**WHAT TO WORK ON:** Whenever a line below holds the word "icon", copy that line.

[Data records for software interfaces]
————

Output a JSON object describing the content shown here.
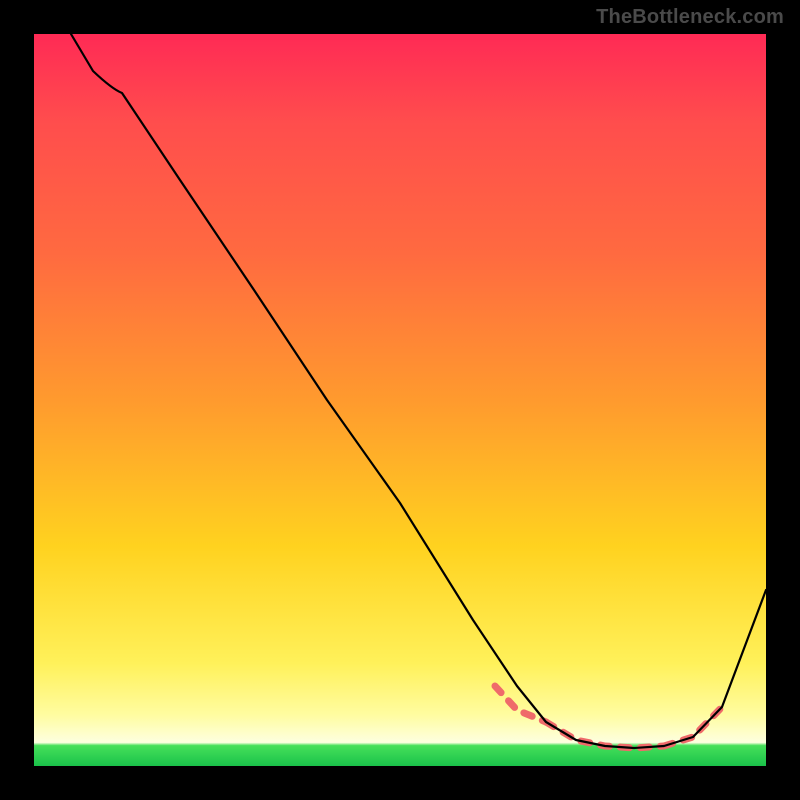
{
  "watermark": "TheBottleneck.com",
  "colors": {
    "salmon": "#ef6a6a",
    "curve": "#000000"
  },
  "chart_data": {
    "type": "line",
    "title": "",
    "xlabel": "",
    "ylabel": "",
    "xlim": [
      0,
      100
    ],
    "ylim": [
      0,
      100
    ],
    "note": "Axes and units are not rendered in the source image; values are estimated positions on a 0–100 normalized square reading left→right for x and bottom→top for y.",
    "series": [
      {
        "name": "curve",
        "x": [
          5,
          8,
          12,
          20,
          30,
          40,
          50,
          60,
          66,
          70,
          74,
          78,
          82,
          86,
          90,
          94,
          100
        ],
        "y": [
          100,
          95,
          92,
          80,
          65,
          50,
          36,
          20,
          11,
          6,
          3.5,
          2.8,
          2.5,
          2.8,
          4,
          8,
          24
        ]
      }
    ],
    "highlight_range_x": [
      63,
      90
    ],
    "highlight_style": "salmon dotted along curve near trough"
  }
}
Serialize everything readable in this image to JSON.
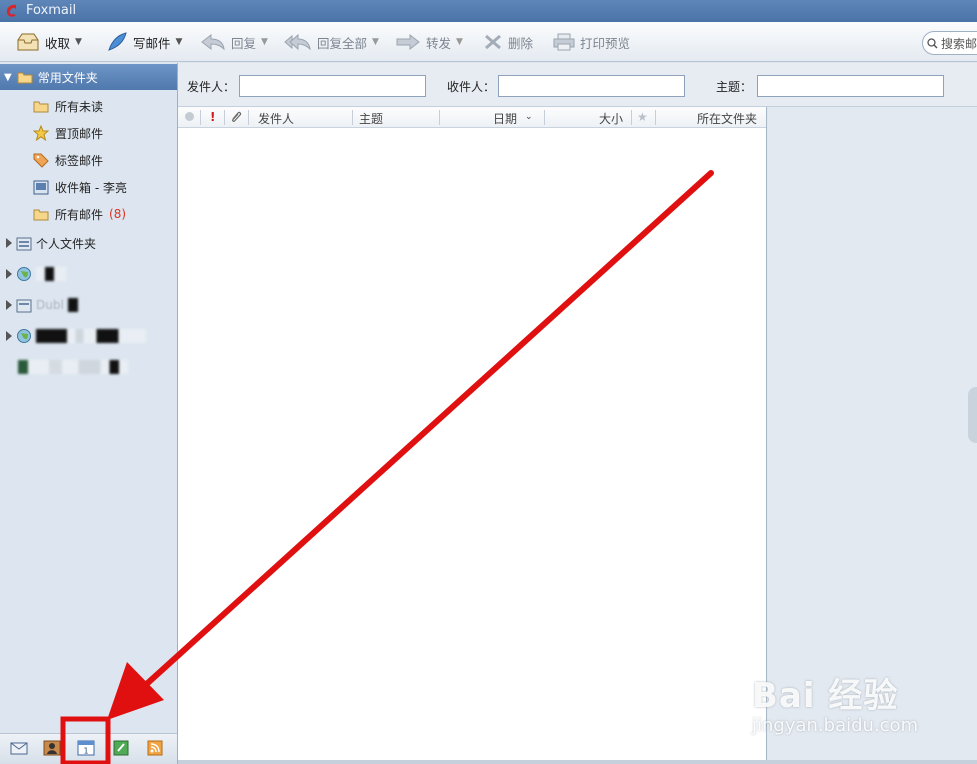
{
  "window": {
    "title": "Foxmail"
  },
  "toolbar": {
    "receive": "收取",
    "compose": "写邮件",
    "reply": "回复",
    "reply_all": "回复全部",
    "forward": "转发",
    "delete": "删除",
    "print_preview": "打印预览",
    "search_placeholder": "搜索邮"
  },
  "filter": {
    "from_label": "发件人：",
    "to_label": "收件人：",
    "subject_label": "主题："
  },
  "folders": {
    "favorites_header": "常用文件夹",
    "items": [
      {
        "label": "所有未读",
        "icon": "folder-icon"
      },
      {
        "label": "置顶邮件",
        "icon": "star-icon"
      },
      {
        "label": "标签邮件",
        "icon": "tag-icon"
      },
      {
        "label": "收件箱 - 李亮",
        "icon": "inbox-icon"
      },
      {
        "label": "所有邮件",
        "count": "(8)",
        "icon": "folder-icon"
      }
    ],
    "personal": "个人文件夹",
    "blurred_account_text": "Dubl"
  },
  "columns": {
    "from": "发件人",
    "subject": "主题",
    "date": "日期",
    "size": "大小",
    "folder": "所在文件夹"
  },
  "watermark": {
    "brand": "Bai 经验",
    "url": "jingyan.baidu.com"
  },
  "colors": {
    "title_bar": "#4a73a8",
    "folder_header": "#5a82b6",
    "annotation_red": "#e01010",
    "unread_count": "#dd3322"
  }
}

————

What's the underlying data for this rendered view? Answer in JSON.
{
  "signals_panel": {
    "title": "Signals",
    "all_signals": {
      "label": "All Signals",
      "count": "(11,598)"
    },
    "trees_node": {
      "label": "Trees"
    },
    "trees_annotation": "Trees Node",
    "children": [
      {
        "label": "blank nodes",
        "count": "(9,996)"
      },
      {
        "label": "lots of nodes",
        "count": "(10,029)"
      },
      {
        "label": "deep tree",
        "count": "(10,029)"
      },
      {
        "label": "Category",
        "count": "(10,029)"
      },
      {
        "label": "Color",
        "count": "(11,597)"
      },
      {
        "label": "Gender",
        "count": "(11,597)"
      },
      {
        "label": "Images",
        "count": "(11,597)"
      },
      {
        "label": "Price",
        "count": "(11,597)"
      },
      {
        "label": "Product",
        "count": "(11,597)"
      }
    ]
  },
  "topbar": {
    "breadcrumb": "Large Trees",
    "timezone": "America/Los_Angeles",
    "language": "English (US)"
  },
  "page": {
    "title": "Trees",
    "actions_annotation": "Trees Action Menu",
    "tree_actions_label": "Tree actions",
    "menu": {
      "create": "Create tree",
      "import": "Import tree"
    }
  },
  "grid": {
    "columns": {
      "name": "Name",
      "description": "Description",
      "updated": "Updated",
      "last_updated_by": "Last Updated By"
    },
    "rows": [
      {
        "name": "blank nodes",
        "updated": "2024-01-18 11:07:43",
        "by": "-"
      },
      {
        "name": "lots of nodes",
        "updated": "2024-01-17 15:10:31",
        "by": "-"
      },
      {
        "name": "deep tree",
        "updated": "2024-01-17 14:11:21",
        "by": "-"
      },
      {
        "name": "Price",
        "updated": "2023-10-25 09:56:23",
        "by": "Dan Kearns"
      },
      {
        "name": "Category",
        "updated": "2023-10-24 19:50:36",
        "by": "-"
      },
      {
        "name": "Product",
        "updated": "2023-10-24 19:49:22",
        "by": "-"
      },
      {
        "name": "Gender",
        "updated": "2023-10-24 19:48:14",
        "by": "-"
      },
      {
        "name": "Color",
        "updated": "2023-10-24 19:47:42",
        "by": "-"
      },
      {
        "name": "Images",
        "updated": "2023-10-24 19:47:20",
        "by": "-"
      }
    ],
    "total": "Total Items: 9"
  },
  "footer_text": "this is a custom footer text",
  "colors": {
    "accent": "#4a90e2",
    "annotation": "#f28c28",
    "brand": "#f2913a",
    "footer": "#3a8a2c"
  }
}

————

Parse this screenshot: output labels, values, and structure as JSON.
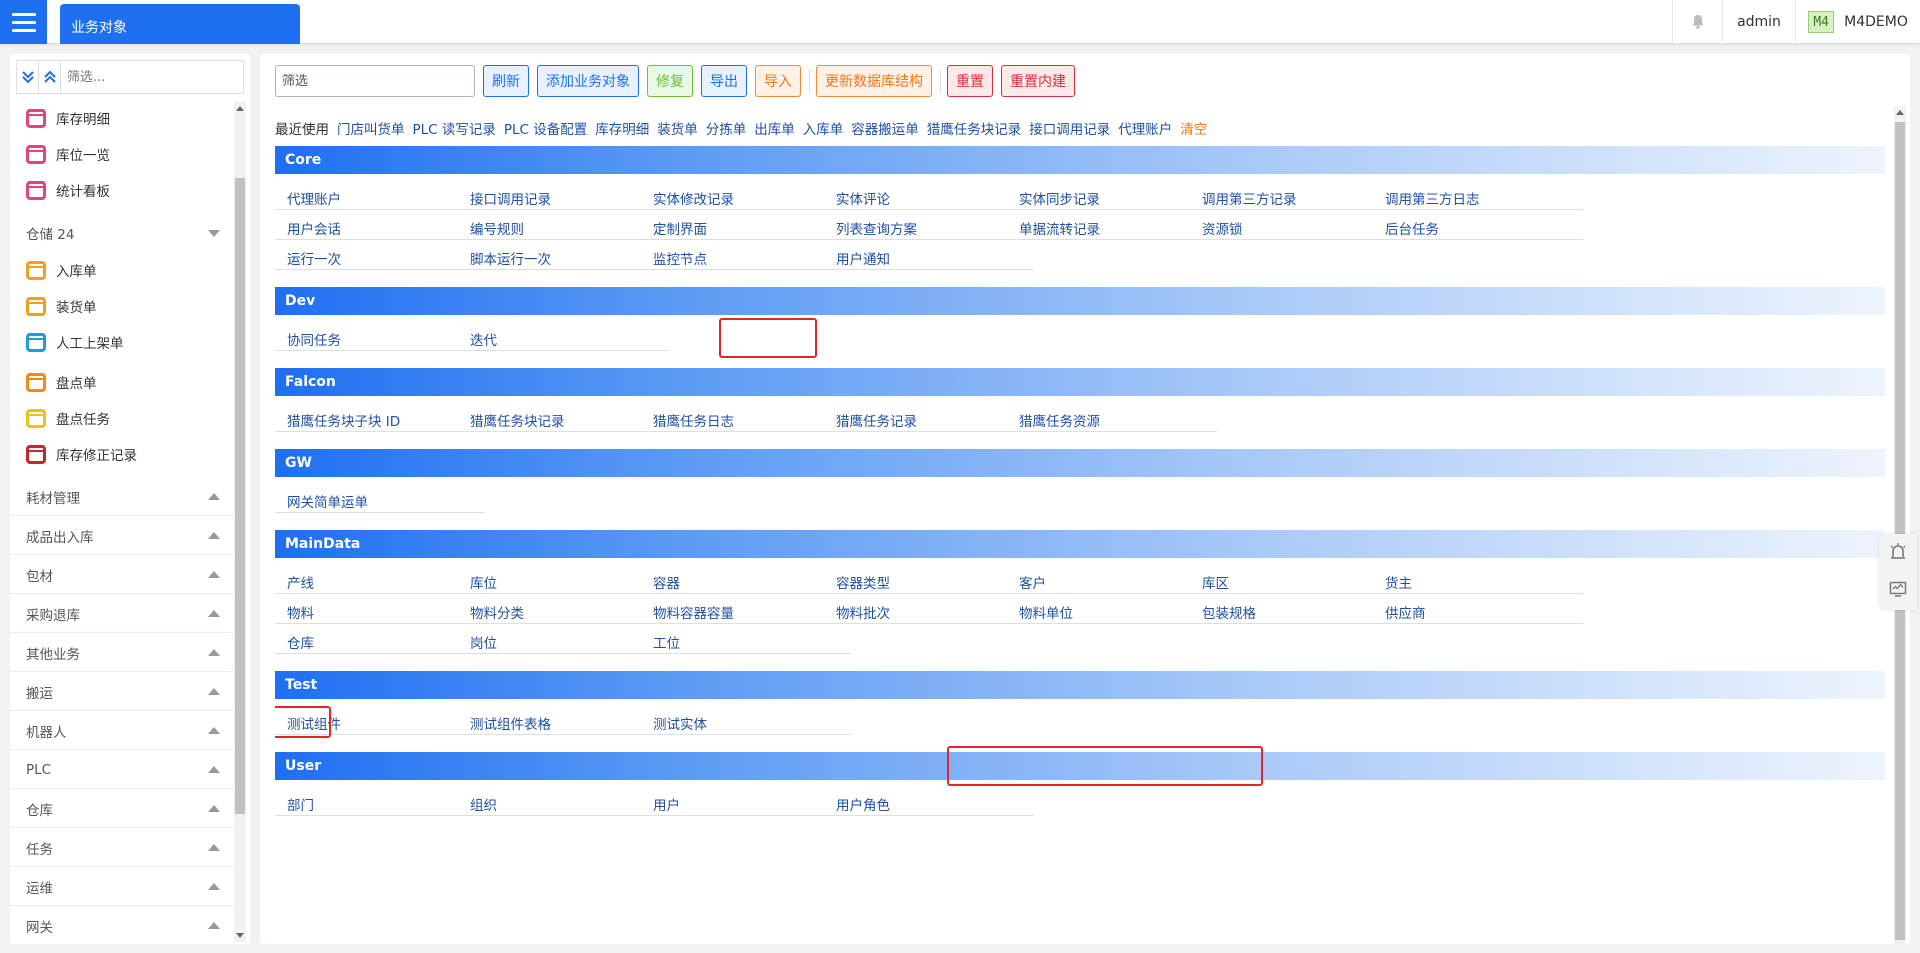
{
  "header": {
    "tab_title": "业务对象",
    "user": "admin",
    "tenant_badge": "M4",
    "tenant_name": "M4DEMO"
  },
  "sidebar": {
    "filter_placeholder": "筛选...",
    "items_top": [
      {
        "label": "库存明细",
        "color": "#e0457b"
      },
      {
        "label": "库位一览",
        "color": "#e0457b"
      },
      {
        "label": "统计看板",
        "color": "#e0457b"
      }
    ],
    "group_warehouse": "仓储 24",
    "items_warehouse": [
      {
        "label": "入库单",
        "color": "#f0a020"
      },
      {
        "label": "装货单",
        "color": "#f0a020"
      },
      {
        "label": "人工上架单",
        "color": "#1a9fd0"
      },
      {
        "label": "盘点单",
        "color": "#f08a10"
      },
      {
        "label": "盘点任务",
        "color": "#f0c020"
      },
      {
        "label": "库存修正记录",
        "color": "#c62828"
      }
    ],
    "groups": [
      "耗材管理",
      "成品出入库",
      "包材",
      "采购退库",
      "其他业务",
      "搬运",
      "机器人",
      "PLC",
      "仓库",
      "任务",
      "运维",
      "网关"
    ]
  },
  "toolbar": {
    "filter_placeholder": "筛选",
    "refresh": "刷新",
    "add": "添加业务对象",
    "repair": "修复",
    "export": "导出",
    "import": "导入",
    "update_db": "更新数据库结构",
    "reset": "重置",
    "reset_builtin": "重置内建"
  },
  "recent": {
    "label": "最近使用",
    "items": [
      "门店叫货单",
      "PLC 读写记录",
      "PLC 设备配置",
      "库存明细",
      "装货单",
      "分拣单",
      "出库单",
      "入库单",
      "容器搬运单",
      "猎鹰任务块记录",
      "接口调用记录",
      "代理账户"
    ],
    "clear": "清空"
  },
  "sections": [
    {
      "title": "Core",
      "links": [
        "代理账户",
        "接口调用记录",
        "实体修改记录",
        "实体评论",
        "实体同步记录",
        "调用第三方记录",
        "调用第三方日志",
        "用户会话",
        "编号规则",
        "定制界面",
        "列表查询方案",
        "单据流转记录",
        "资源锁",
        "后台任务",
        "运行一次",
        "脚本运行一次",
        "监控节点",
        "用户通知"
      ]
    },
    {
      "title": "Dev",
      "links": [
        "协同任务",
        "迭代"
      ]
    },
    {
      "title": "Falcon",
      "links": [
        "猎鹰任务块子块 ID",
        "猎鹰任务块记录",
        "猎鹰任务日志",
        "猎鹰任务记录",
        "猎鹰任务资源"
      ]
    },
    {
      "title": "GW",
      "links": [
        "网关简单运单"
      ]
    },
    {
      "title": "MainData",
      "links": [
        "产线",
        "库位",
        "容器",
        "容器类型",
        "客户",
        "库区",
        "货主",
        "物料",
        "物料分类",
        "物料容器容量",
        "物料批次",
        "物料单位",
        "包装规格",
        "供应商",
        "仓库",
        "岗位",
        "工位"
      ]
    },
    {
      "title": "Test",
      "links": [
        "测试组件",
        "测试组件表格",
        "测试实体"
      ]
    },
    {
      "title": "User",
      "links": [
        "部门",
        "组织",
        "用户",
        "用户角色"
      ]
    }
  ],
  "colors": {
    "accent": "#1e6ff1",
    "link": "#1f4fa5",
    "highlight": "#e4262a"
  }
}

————

**EXERCISE SOLUTION:**
        "icon": "folder-icon"
        "icon": "star-icon"
        "icon": "tag-icon"
        "icon": "inbox-icon"
        "icon": "folder-icon"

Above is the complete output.